  • sunLight

    Cranesbill thrives in full sun to partial shade. The ideal location offers morning sunlight and afternoon shade, especially in regions with hot summers. If grown indoors, place it near a south or east-facing window where it will receive ample bright, indirect light for the majority of the day.

  • thermometerTemperature

    Cranesbill plants prefer temperate conditions and grow best when daytime temperatures range between 65°F and 75°F. They can survive minimum temperatures down to around 20°F but should be protected from frost. The ideal growth range is above the freezing point and below 85°F for optimal health and flowering.

  • scissorsPruning

    Pruning Cranesbill, or Geranium × monacense, is done to promote bushier growth, remove spent flowers, and maintain an attractive shape. Prune the plant in early spring to remove any dead or damaged growth, and deadhead regularly by removing spent blooms. Major pruning should be performed immediately after flowering to rejuvenate the plant for the next season, as Cranesbill typically flowers once annually.

  • broomCleaning

    As needed

  • bambooSoil

    The Monkshood Geranium thrives in well-draining, fertile soil with a pH range of 5.8 to 6.3. A mix of equal parts garden soil, peat, and perlite or coarse sand works well to ensure proper drainage and aeration. Regularly adding organic matter can help to maintain soil richness and structure beneficial for this geranium species.

  • plantRepotting

    Monkshood Geraniums should be repotted every one to two years, or when they outgrow their current container. This will provide them with fresh soil and more room for root growth, which is essential for their continued health and flowering.

  • water dropsHumidity & Misting
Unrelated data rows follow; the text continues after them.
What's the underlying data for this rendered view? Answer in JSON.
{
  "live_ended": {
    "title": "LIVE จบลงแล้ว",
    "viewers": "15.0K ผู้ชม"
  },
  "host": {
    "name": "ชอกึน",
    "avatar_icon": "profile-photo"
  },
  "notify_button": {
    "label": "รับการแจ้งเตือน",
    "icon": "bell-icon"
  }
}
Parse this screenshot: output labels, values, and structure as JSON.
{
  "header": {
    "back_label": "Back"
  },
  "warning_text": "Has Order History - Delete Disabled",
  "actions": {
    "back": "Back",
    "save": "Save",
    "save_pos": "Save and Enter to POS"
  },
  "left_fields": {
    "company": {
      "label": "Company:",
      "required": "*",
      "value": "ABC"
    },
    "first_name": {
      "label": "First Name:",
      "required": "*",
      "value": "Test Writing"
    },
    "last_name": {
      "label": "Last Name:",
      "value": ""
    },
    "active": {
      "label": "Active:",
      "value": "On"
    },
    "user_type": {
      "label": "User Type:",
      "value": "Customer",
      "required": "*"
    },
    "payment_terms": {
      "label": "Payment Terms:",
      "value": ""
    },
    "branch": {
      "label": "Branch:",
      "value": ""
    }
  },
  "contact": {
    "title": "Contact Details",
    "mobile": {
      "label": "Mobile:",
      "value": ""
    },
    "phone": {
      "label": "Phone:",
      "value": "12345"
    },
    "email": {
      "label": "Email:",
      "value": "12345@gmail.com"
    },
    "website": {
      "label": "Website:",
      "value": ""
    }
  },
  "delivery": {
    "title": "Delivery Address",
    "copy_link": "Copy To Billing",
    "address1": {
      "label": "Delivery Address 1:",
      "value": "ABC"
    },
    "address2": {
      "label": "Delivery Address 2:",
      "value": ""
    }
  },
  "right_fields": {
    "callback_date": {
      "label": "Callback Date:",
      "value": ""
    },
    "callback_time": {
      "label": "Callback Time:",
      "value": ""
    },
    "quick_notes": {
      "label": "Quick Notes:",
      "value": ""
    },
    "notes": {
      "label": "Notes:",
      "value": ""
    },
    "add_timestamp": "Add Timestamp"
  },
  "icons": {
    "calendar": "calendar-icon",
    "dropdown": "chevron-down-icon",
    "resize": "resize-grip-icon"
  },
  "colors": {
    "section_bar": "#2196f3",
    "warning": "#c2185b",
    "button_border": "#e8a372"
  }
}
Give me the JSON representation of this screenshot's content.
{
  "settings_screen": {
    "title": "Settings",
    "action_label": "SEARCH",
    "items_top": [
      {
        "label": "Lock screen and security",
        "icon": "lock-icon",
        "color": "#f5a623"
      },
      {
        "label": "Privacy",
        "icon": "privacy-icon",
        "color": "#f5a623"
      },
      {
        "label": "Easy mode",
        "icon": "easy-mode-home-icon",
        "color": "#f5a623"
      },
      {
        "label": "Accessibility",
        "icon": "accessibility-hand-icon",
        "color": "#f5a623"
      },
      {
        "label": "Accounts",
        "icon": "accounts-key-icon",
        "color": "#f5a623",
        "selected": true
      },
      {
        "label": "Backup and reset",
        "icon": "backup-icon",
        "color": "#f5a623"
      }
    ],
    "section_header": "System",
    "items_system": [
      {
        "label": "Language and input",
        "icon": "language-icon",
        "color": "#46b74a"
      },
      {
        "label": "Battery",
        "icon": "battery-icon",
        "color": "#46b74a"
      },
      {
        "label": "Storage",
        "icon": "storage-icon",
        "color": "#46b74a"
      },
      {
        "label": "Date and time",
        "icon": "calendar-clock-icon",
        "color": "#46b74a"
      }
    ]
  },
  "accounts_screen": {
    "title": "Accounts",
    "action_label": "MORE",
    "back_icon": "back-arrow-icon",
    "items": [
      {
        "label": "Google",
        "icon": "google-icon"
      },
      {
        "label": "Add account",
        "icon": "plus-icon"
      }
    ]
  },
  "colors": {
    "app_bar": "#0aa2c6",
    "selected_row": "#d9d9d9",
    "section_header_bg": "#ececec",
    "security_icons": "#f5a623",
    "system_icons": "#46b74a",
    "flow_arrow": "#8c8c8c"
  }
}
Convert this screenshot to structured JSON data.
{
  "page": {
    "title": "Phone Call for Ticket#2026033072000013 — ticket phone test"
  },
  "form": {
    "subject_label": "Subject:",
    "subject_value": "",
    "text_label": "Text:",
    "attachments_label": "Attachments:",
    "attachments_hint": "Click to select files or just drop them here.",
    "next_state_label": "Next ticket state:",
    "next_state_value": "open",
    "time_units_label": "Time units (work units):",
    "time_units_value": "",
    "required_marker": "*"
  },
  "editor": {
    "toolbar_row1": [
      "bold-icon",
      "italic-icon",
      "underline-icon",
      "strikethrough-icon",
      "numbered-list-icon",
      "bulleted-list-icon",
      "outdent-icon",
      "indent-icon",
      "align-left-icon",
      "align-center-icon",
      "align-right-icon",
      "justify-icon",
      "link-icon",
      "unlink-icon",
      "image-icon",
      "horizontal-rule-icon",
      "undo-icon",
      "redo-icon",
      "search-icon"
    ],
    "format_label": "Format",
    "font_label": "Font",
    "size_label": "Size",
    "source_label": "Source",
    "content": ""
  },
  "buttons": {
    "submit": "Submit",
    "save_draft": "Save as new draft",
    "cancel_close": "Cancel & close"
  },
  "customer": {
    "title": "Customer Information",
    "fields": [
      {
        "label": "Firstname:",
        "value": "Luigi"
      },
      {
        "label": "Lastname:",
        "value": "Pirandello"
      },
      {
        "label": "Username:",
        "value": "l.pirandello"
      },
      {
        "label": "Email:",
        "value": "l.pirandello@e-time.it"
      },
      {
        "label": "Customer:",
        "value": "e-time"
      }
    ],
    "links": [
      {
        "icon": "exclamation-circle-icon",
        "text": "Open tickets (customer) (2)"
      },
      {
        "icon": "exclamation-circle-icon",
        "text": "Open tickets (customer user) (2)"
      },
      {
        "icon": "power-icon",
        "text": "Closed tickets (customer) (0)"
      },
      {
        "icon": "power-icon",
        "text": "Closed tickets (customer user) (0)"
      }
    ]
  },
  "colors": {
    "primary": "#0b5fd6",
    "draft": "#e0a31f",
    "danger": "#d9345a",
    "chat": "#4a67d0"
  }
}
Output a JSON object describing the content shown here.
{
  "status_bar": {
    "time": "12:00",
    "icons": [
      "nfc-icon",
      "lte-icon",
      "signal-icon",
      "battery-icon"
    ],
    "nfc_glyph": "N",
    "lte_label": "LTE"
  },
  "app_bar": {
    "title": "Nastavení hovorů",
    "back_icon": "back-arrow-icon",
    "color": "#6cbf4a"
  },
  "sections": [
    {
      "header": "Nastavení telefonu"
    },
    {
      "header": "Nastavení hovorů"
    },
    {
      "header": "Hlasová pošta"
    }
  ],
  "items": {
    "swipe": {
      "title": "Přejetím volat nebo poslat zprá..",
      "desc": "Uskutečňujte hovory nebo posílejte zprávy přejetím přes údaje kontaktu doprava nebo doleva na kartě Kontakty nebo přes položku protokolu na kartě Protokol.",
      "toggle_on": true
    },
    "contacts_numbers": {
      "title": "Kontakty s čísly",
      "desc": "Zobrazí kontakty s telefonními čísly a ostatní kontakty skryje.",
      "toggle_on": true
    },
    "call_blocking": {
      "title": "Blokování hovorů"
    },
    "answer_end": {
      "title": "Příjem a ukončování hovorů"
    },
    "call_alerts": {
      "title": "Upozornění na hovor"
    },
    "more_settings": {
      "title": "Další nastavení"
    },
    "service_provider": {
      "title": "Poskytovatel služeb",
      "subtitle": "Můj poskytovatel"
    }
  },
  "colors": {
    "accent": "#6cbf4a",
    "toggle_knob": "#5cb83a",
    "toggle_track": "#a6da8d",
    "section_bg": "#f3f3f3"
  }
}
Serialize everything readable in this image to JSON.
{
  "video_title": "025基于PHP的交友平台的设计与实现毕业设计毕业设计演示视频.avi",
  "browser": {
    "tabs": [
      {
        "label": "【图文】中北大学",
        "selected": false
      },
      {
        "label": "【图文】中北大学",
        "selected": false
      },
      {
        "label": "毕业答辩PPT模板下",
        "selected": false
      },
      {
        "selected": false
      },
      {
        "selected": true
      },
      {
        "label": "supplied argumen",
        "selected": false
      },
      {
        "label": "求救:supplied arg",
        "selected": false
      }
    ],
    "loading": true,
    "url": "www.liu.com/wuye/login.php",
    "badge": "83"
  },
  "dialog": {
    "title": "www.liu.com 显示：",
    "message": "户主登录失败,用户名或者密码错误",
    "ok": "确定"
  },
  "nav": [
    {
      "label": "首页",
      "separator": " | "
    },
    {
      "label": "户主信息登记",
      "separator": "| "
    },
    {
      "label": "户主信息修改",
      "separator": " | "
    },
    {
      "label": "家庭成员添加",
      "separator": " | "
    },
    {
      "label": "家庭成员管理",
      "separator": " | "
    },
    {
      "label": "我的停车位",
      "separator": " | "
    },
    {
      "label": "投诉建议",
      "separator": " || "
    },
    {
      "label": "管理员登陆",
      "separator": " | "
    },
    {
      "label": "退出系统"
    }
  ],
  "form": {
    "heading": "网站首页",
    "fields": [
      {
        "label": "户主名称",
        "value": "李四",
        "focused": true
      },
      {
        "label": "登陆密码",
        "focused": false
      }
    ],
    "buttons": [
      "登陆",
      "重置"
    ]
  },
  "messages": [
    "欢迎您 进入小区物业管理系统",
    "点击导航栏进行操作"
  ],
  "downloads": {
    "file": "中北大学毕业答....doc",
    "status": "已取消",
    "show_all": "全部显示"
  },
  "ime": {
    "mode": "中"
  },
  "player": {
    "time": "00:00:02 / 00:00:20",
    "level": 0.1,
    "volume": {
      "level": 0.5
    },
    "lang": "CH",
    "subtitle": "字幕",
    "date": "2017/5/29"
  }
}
    Monkshood Geraniums prefer moderate humidity levels. To ensure they thrive, aim for a humidity level around 50-60%. These geraniums are fairly adaptable but avoid placing them in overly dry or highly humid environments as this can stress the plant.

  • pinSuitable locations

    • Indoor

      Place in bright, indirect light and ensure good airflow.

    • Outdoor

      Choose a spot with morning sun and afternoon shade.

    • Hardiness zone

      4-8 USDA

  • circleLife cycle

    Geranium × monacense, commonly known as cranesbill or hardy geranium, begins its life cycle as a seed, typically dispersed by wind or animals in late summer or fall. Upon finding a suitable location with enough warmth and moisture, the seed germinates in the spring, producing a small seedling which then develops a root system and foliage through the process of photosynthesis. Throughout the spring and summer, the cranesbill grows rapidly, forming a rosette of leaves at its base, and lengthens its stems to prepare for flowering. Flowers appear in late spring to early summer, showcasing five-petaled blooms that attract pollinators important for the plant's sexual reproduction. After pollination, the flowers develop into beak-shaped seed capsules that burst open when ripe to disperse seeds, ensuring the next generation. During fall, the plant begins to die back, with the above-ground foliage withering away, while the rootstock or tuber remains dormant underground through the winter, ready to restart the cycle in spring.

  • sproutPropogation

    • Propogation time

      Spring-Early Summer

    • Geranium × monacense, commonly known as the Hardy Geranium or Cranesbill, is often propagated through division, which is considered the most popular method for this perennial plant. This process is typically best performed in either spring or early fall when the weather is cool and the plant is not in full bloom. To propagate by division, the gardener should carefully dig up the plant, ensuring to get as much of the root system as possible. The clump is then gently pulled apart into smaller sections, each with several shoots and a portion of the root system. These new divisions can then be replanted into prepared soil, spaced approximately 12 to 18 inches (30 to 45 centimeters) apart, and watered well to establish them. Through division, the Hardy Geranium can be efficiently multiplied, maintaining the health and vigor of the parent plant, while quickly filling garden spaces with new plants.